Belle Revisited is also a response to a proposal in Albert Londres’ book The Road to Buenos Ayres which so strongly influenced European perception of Buenos Aires as the centre of the so-called ‘white slave trade’ in the early twentieth century. In the book Londres suggests that a statue should be erected to the foreign prostitutes whom he sees as having contributed such an important role in the construction of the city.

Belle Revisited is also a response to a proposal in Albert Londres’ book The Road to Buenos Ayres which so strongly influenced European perception of Buenos Aires as the centre of the so-called ‘white slave trade’ in the early twentieth century. In the book Londres suggests that a statue should be erected to the foreign prostitutes whom he sees as having contributed such an important role in the construction of the city.

The first visitor carving his initials

Visitor carving his initials

Woman carves her initials

Woman carves her initials

Carved intitials

Carved intitials

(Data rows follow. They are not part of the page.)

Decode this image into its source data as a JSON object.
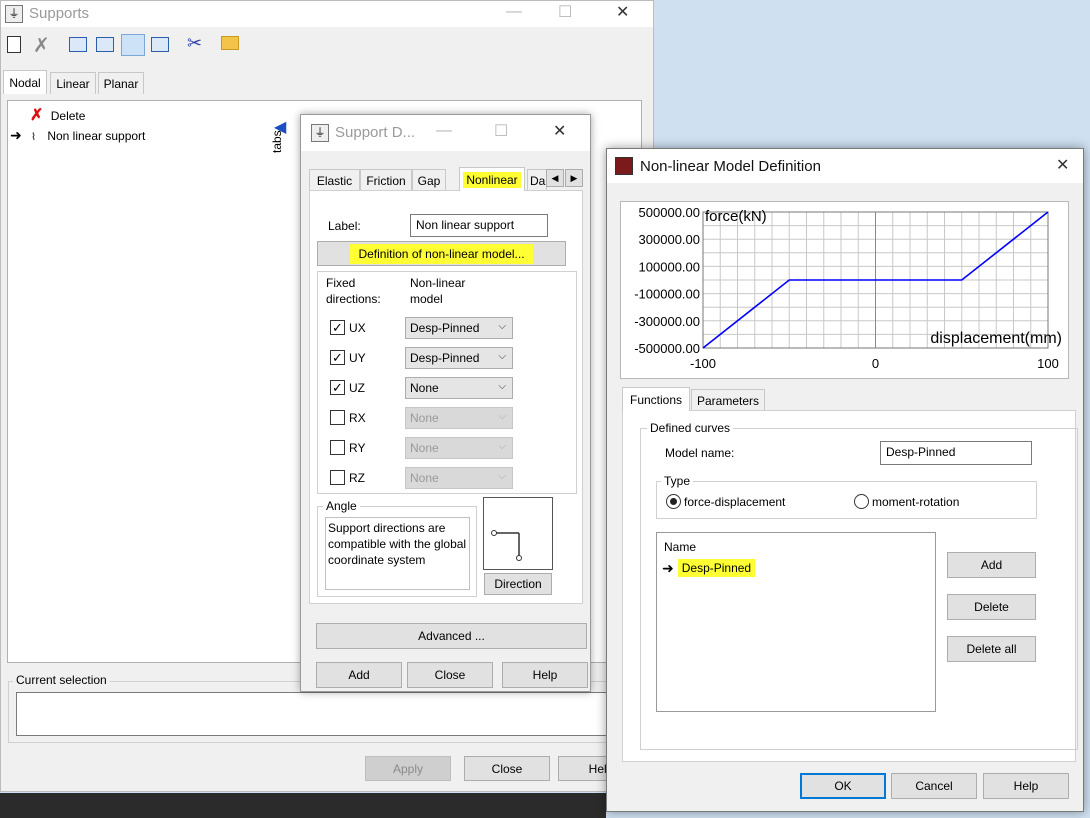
{
  "supports_window": {
    "title": "Supports",
    "tabs": [
      "Nodal",
      "Linear",
      "Planar"
    ],
    "list_items": [
      "Delete",
      "Non linear support"
    ],
    "tabs_label": "tabs",
    "current_selection_label": "Current selection",
    "apply_label": "Apply",
    "close_label": "Close",
    "help_label": "Help"
  },
  "support_dialog": {
    "title": "Support D...",
    "tabs": [
      "Elastic",
      "Friction",
      "Gap",
      "Nonlinear",
      "Da"
    ],
    "label_caption": "Label:",
    "label_value": "Non linear support",
    "definition_button": "Definition of non-linear model...",
    "fixed_directions": "Fixed directions:",
    "nonlinear_model": "Non-linear model",
    "rows": [
      {
        "name": "UX",
        "checked": true,
        "model": "Desp-Pinned",
        "enabled": true
      },
      {
        "name": "UY",
        "checked": true,
        "model": "Desp-Pinned",
        "enabled": true
      },
      {
        "name": "UZ",
        "checked": true,
        "model": "None",
        "enabled": true
      },
      {
        "name": "RX",
        "checked": false,
        "model": "None",
        "enabled": false
      },
      {
        "name": "RY",
        "checked": false,
        "model": "None",
        "enabled": false
      },
      {
        "name": "RZ",
        "checked": false,
        "model": "None",
        "enabled": false
      }
    ],
    "angle_title": "Angle",
    "angle_text": "Support directions are compatible with the global coordinate system",
    "direction_button": "Direction",
    "advanced_button": "Advanced ...",
    "add_button": "Add",
    "close_button": "Close",
    "help_button": "Help",
    "highlight_color": "#ffff33"
  },
  "nonlinear_dialog": {
    "title": "Non-linear Model Definition",
    "tabs": [
      "Functions",
      "Parameters"
    ],
    "defined_curves": "Defined curves",
    "model_name_label": "Model name:",
    "model_name_value": "Desp-Pinned",
    "type_label": "Type",
    "type_options": [
      "force-displacement",
      "moment-rotation"
    ],
    "type_selected": "force-displacement",
    "name_header": "Name",
    "curve_items": [
      "Desp-Pinned"
    ],
    "add_button": "Add",
    "delete_button": "Delete",
    "delete_all_button": "Delete all",
    "ok_button": "OK",
    "cancel_button": "Cancel",
    "help_button": "Help"
  },
  "chart_data": {
    "type": "line",
    "xlabel": "displacement(mm)",
    "ylabel": "force(kN)",
    "xlim": [
      -100,
      100
    ],
    "ylim": [
      -500000,
      500000
    ],
    "x_ticks": [
      "-100",
      "0",
      "100"
    ],
    "y_ticks": [
      "500000.00",
      "300000.00",
      "100000.00",
      "-100000.00",
      "-300000.00",
      "-500000.00"
    ],
    "grid": true,
    "line_color": "#0000ff",
    "series": [
      {
        "x": [
          -100,
          -50,
          50,
          100
        ],
        "y": [
          -500000,
          0,
          0,
          500000
        ]
      }
    ]
  }
}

The Prostitution Monologues – This series of videos details the stories of four women’s journeys into prostitution. Told by actors, their histories are witness to the way in which trafficking for prostitution is tied to larger economic and political processes, such as economic imbalance, privatisation and corruption. Precisely from their position at once in the margin and in the centre of society, these women’s stories are able to shed light on the larger links which are often ignored in the debate concerning prostitution. Many of the women who have escaped prostitution in the Netherlands have come from sub-Saharan Africa or from the ex-communist, east-bloc countries and their individual tales reveal backgrounds in societies rife with inequalities, misogyny and abuse. They expose the painful, disturbing reality at the core of the prostitution industry, uncovering the tenacity of the assumption of male entitlement, and race and class privilege.  Actors : Ella de Rijke, Flint Louis Hignett, Jiyan Düyu, Chérif Zaouali                                  . Thanks to : Anonymous, Hens van Rooy, Rodolfo Vejar, Diego Braude, Eduardo Echavarria

The Prostitution Monologues – This series of videos details the stories of four women’s journeys into prostitution. Told by actors, their histories are witness to the way in which trafficking for prostitution is tied to larger economic and political processes, such as economic imbalance, privatisation and corruption. Precisely from their position at once in the margin and in the centre of society, these women’s stories are able to shed light on the larger links which are often ignored in the debate concerning prostitution. Many of the women who have escaped prostitution in the Netherlands have come from sub-Saharan Africa or from the ex-communist, east-bloc countries and their individual tales reveal backgrounds in societies rife with inequalities, misogyny and abuse. They expose the painful, disturbing reality at the core of the prostitution industry, uncovering the tenacity of the assumption of male entitlement, and race and class privilege.
Actors : Ella de Rijke, Flint Louis Hignett, Jiyan Düyu, Chérif Zaouali .
Thanks to : Anonymous, Hens van Rooy, Rodolfo Vejar, Diego Braude, Eduardo Echavarria

On Museum Night in Buenos Aires the exhibition was visited by 828 people between 8pm and 3am... A marathon! Impressive to experience how engaged with this issue the public was, and how moved they were - several people left the exhibition in tears after watching the video testimonies.

On Museum Night in Buenos Aires the exhibition was visited by 828 people between 8pm and 3am…
A marathon! Impressive to experience how engaged with this issue the public was, and how moved they were – several people left the exhibition in tears after watching the video testimonies.